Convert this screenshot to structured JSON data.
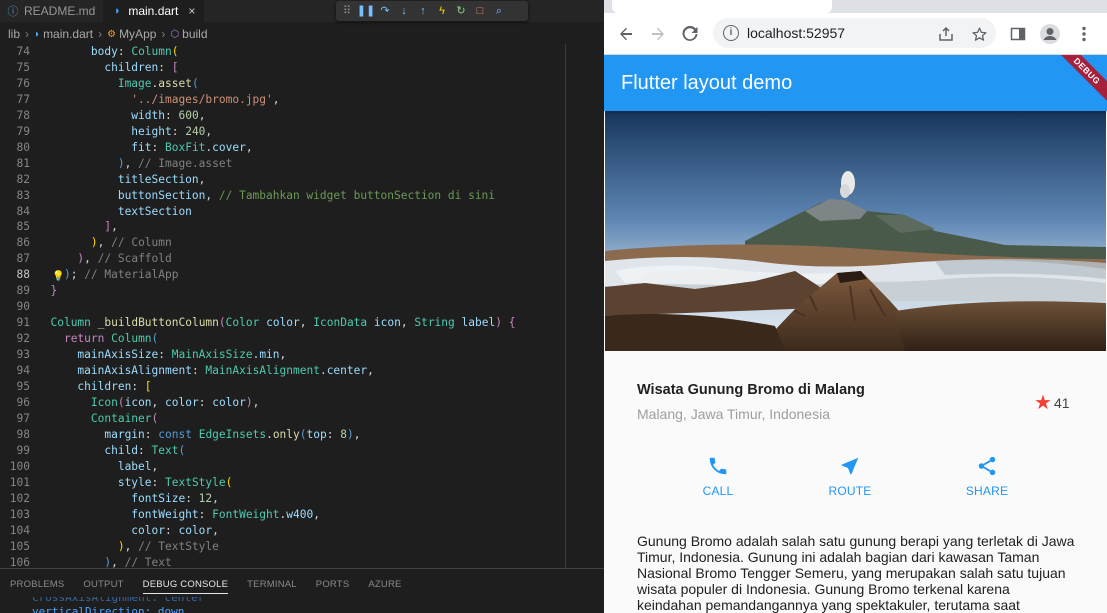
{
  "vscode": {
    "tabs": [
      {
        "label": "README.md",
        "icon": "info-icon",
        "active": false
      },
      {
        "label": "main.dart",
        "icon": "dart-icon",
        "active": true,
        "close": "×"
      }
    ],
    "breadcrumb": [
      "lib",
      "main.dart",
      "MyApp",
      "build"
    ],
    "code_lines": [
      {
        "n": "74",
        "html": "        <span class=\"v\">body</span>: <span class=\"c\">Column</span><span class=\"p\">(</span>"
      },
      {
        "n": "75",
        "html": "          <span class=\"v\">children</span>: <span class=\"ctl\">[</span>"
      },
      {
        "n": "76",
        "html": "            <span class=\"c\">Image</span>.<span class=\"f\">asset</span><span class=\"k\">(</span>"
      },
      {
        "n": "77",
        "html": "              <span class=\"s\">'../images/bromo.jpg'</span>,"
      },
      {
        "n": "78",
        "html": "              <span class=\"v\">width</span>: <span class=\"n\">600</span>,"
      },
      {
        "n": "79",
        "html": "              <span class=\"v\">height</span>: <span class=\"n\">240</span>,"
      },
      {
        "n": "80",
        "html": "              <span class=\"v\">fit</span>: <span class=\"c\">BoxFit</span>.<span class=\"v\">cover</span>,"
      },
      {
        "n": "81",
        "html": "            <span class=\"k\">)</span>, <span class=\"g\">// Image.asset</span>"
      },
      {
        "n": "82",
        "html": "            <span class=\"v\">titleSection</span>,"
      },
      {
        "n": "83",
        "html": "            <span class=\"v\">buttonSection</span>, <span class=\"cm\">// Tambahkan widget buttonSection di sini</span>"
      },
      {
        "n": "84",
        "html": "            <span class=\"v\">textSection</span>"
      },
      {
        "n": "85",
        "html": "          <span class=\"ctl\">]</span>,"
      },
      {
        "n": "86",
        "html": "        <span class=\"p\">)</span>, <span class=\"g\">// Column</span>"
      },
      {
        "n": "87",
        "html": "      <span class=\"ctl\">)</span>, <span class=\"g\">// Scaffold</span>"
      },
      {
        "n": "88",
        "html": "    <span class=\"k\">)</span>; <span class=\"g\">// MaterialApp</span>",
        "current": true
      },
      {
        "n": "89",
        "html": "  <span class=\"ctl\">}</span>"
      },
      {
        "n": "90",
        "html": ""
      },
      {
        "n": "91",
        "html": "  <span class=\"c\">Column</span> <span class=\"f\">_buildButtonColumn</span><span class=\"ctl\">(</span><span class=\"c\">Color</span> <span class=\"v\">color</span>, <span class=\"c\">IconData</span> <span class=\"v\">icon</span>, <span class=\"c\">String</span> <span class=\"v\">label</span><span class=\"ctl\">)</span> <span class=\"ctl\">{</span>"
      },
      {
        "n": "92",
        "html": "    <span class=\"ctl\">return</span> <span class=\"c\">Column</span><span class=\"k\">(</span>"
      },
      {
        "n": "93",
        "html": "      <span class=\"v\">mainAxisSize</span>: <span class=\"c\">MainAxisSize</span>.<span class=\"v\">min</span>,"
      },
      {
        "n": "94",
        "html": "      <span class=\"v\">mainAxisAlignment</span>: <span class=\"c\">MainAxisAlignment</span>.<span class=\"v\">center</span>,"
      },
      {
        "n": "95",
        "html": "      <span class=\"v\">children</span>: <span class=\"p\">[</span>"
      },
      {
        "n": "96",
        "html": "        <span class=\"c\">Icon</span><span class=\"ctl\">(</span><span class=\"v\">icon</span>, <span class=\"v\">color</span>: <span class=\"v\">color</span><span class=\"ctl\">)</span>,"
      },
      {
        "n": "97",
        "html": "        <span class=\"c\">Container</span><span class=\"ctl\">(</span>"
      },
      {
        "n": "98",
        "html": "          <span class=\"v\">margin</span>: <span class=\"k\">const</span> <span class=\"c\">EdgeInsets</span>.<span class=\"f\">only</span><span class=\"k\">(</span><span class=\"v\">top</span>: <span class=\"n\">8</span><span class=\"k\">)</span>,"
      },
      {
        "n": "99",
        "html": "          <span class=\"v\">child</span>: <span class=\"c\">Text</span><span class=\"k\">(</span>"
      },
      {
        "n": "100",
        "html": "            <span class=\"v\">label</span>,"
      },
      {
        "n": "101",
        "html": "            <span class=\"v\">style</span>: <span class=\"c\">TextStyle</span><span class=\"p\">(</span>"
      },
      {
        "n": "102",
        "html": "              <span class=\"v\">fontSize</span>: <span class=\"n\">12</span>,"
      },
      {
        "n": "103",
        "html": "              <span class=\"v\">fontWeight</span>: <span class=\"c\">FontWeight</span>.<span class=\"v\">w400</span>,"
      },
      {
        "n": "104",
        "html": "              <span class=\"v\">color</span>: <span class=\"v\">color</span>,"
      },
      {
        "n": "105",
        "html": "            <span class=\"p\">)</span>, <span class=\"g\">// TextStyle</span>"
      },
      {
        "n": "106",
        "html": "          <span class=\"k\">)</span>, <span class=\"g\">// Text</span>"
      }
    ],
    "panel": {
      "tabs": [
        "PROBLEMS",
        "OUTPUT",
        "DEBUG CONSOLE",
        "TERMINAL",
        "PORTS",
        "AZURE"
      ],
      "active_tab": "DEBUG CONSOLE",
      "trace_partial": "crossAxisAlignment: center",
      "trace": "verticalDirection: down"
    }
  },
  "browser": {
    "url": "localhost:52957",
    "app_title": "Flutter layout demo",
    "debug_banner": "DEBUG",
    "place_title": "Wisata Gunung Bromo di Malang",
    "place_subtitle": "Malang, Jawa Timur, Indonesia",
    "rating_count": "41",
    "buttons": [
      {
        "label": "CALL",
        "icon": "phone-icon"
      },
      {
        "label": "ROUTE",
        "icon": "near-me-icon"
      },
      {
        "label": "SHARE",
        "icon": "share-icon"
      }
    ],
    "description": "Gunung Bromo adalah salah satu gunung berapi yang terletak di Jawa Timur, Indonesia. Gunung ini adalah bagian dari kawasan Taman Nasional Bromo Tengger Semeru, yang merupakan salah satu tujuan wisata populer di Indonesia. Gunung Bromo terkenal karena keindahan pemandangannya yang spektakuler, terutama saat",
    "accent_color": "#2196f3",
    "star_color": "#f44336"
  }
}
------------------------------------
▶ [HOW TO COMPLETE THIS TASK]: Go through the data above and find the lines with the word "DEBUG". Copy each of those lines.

▶ [EXERCISE RESPONSE]:
        "DEBUG CONSOLE",
      "active_tab": "DEBUG CONSOLE",
    "debug_banner": "DEBUG",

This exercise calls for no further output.